Requirement - Your answer must be an exact copy of the records below, minus the pictures.

Entries from a dataset of interfaces
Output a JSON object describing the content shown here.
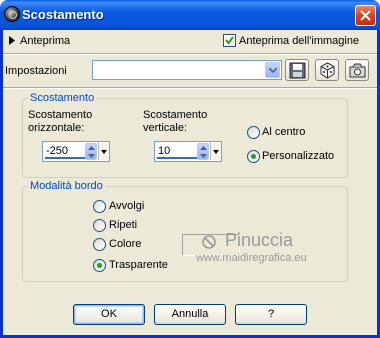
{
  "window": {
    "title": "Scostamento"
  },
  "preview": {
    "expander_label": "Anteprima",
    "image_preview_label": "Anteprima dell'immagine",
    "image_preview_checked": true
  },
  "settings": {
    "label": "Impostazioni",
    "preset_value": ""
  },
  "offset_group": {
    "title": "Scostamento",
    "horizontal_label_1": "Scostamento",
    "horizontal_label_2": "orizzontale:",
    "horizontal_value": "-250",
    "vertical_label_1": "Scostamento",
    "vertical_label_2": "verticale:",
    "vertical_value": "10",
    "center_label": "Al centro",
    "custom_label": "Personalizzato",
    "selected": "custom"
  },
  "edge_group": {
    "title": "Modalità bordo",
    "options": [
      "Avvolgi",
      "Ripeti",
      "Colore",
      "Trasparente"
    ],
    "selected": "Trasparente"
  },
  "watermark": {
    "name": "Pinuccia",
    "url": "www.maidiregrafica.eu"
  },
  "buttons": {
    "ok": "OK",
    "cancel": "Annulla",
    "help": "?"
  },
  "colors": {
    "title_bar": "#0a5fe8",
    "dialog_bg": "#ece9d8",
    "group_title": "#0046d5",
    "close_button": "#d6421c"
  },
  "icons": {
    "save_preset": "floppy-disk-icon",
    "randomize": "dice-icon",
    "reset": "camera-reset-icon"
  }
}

Solution for this task -
Output a JSON object describing the content shown here.
{
  "window": {
    "title": "Scostamento"
  },
  "preview": {
    "expander_label": "Anteprima",
    "image_preview_label": "Anteprima dell'immagine",
    "image_preview_checked": true
  },
  "settings": {
    "label": "Impostazioni",
    "preset_value": ""
  },
  "offset_group": {
    "title": "Scostamento",
    "horizontal_label_1": "Scostamento",
    "horizontal_label_2": "orizzontale:",
    "horizontal_value": "-250",
    "vertical_label_1": "Scostamento",
    "vertical_label_2": "verticale:",
    "vertical_value": "10",
    "center_label": "Al centro",
    "custom_label": "Personalizzato",
    "selected": "custom"
  },
  "edge_group": {
    "title": "Modalità bordo",
    "options": [
      "Avvolgi",
      "Ripeti",
      "Colore",
      "Trasparente"
    ],
    "selected": "Trasparente"
  },
  "watermark": {
    "name": "Pinuccia",
    "url": "www.maidiregrafica.eu"
  },
  "buttons": {
    "ok": "OK",
    "cancel": "Annulla",
    "help": "?"
  },
  "colors": {
    "title_bar": "#0a5fe8",
    "dialog_bg": "#ece9d8",
    "group_title": "#0046d5",
    "close_button": "#d6421c"
  },
  "icons": {
    "save_preset": "floppy-disk-icon",
    "randomize": "dice-icon",
    "reset": "camera-reset-icon"
  }
}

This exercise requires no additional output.